What is needed: Scan the listing and work out how many lines contain the word "magna". Nothing but the number should be given.

Data shown:

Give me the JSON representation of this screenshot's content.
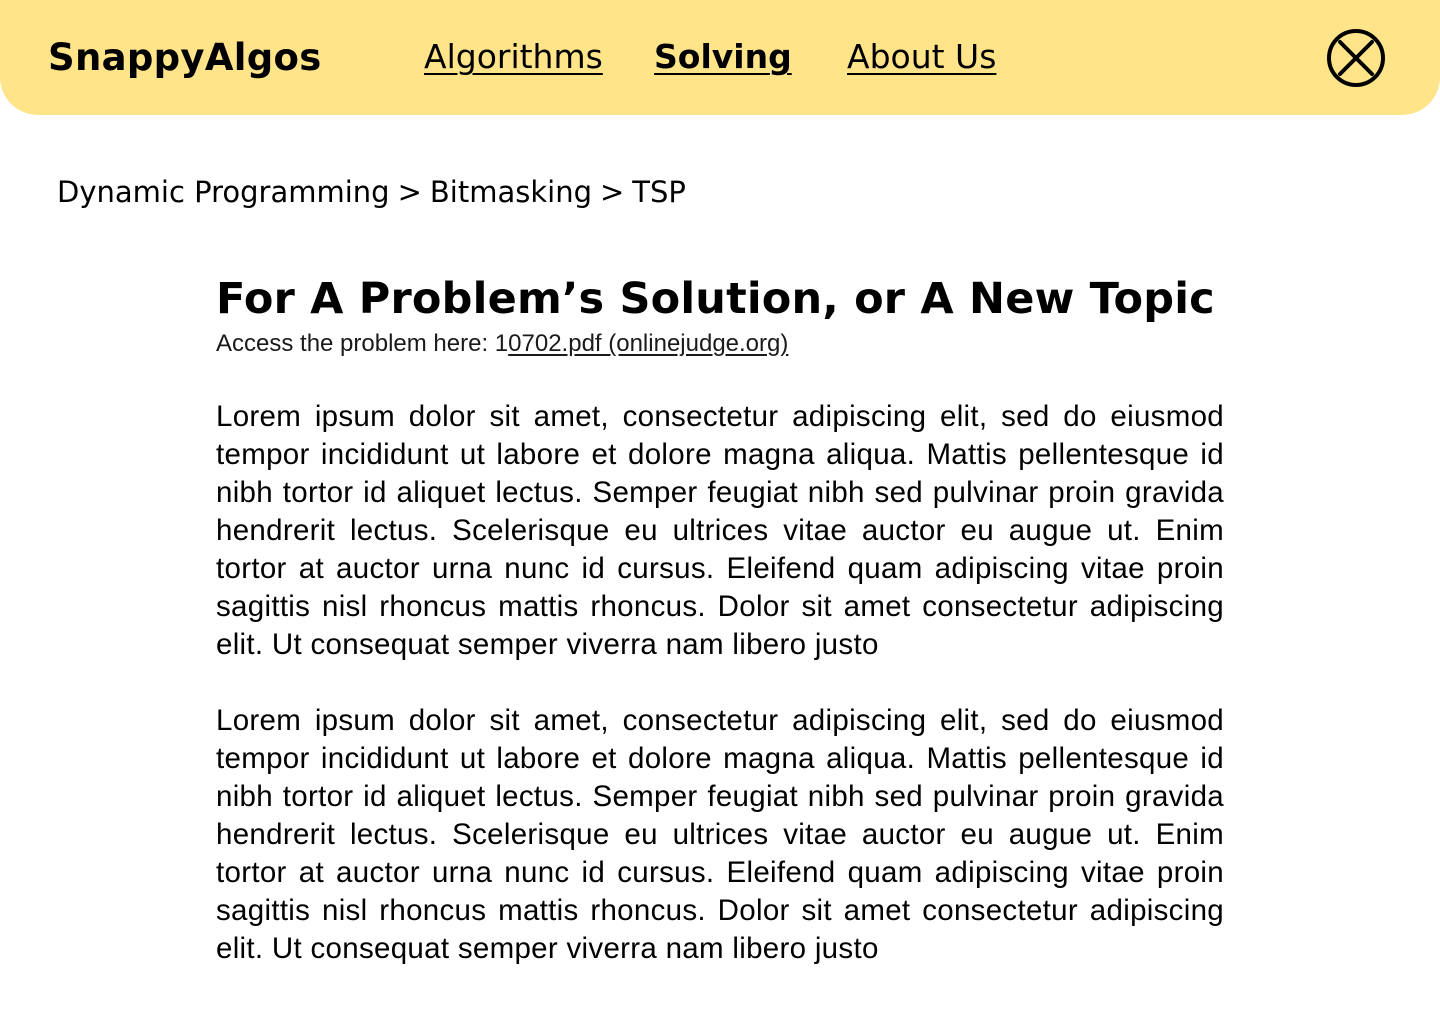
{
  "colors": {
    "header_bg": "#FFE48A",
    "text": "#000000",
    "page_bg": "#FFFFFF"
  },
  "header": {
    "brand": "SnappyAlgos",
    "nav": {
      "algorithms": "Algorithms",
      "solving": "Solving",
      "about": "About Us"
    },
    "close_icon": "circle-x-icon"
  },
  "breadcrumb": {
    "items": [
      "Dynamic Programming",
      "Bitmasking",
      "TSP"
    ],
    "separator": ">"
  },
  "main": {
    "title": "For A Problem’s Solution, or A New Topic",
    "access_prefix": "Access the problem here: 1",
    "access_link": "0702.pdf (onlinejudge.org)",
    "paragraphs": [
      "Lorem ipsum dolor sit amet, consectetur adipiscing elit, sed do eiusmod tempor incididunt ut labore et dolore magna aliqua. Mattis pellentesque id nibh tortor id aliquet lectus. Semper feugiat nibh sed pulvinar proin gravida hendrerit lectus. Scelerisque eu ultrices vitae auctor eu augue ut. Enim tortor at auctor urna nunc id cursus. Eleifend quam adipiscing vitae proin sagittis nisl rhoncus mattis rhoncus. Dolor sit amet consectetur adipiscing elit. Ut consequat semper viverra nam libero justo",
      "Lorem ipsum dolor sit amet, consectetur adipiscing elit, sed do eiusmod tempor incididunt ut labore et dolore magna aliqua. Mattis pellentesque id nibh tortor id aliquet lectus. Semper feugiat nibh sed pulvinar proin gravida hendrerit lectus. Scelerisque eu ultrices vitae auctor eu augue ut. Enim tortor at auctor urna nunc id cursus. Eleifend quam adipiscing vitae proin sagittis nisl rhoncus mattis rhoncus. Dolor sit amet consectetur adipiscing elit. Ut consequat semper viverra nam libero justo"
    ]
  }
}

Answer to this task: 2